In separate but related research, his lab has discovered an Alzheimer's drug candidate called J147 that also removes beta-amyloid from nerve cells and reduces the inflammatory response of nerve cells and the brain. It is the J147 study that has led scientists to discover that endocannabinoids are involved in the elimination of beta-amyloid and the reduction of inflammation.
"Today's results provide a better understanding of the complex effects of cannabis on the brain. Although this may have therapeutic potential in some situations, it is important to better understand the negative aspects as well, especially for pregnant women, adolescents and chronic users. "
Here is a list of the Society for Neuroscience describing some of the findings of different research:
- Antenatal exposure to THC in rats has long-lasting effects on brain metabolites, making the animal more vulnerable to stress later in life (Robert Schwarcz, 609.12 summary).
- Rats exposed to synthetic compounds similar to THC during fetal development show an alteration in the formation of neural circuits involved in adolescent learning and memory (Priyanka Das Pinky, abstract 424.17).
- The consumption of cannabinoids by adolescent rats stimulates the activity of brain pathways responsible for habit formation (José Fuentealba Evans, 602.07 summary - survey ).
- In adolescent rats, cannabinoids can disrupt the development of a network of important proteins to balance excitatory and inhibitory activity in a region of the brain involved in decision-making, planning, and self-control (Eliza Jacobs-Brichford , abstract 645.09 - abstract abstract ).
- Long-term use of cannabinoids modifies the metabolism and connectivity of brain regions involved in learning and memory in adult mice (Ana M. Sebastião, abstract 778.08 - study ).
- Treatment of mice with Alzheimer's disease with the psychoactive compound in marijuana improves memory and reduces neuronal loss, suggesting a possible treatment for human disease (Yvonne Bouter, abstract 467.14 - study summary ).
- Preliminary laboratory studies conducted at Salk Institute show that THC reduces beta-amyloid proteins in human neurons.
THC reduces the progression of toxic clusters of beta-amyloid proteins

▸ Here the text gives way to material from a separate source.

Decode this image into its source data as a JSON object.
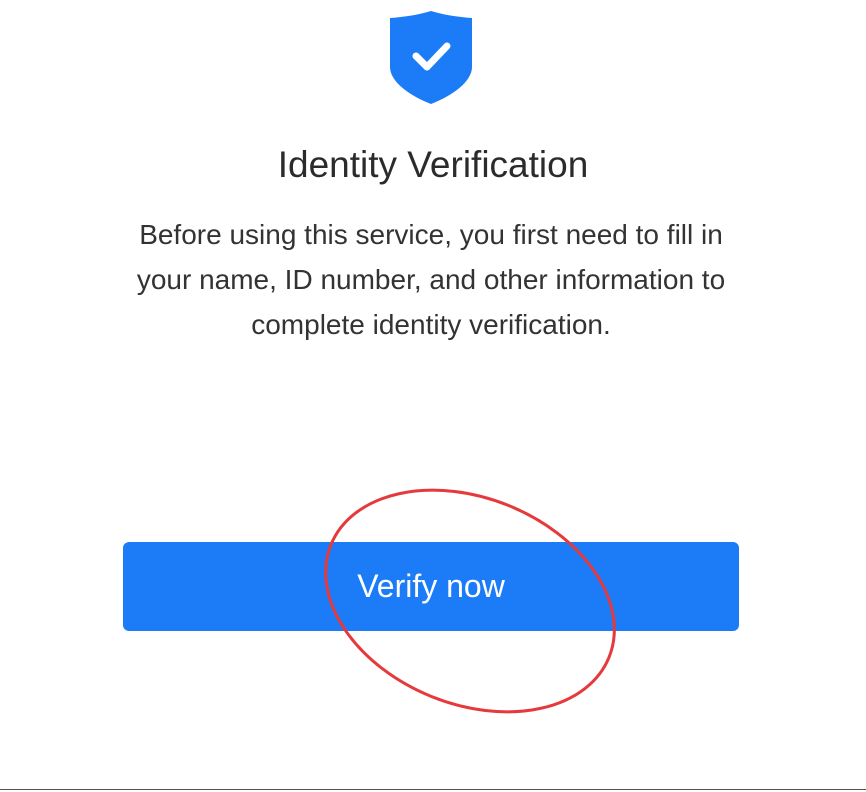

The progression of Alzheimer's disease is based on toxic clusters of beta-amyloid proteins in the brain. THC has been shown to promote the cellular elimination of this toxic Alzheimer's protein from the brain. These results corroborate the ongoing evidence of the protective effects of cannabinoids, including THC, on patients with neurodegenerative disease.
Activation of endocannabinoids
Receptors are the "switches" of brain cells. These switches (receptors) can be activated by endocannabinoids, a class of lipid molecules made by the body that are used for intercellular signaling in the brain. One molecule of THC resembles endocannabinoids in that it can activate the same receptors. Endocannabinoids are naturally produced in the body through physical exercise. Some studies have even shown thatphysical exercise could also slow the progression of Alzheimer's disease. Moving slightly away from the subject, another study found that exercise also had a beneficial effect on intestinal bacteria.
Scientists stress that the findings of this study alone are not enough to prove that cannabis is a preventative measure or cure for Alzheimer's disease. The use of THC-like compounds as a therapy should still be the subject of clinical trials. However, the chances are good!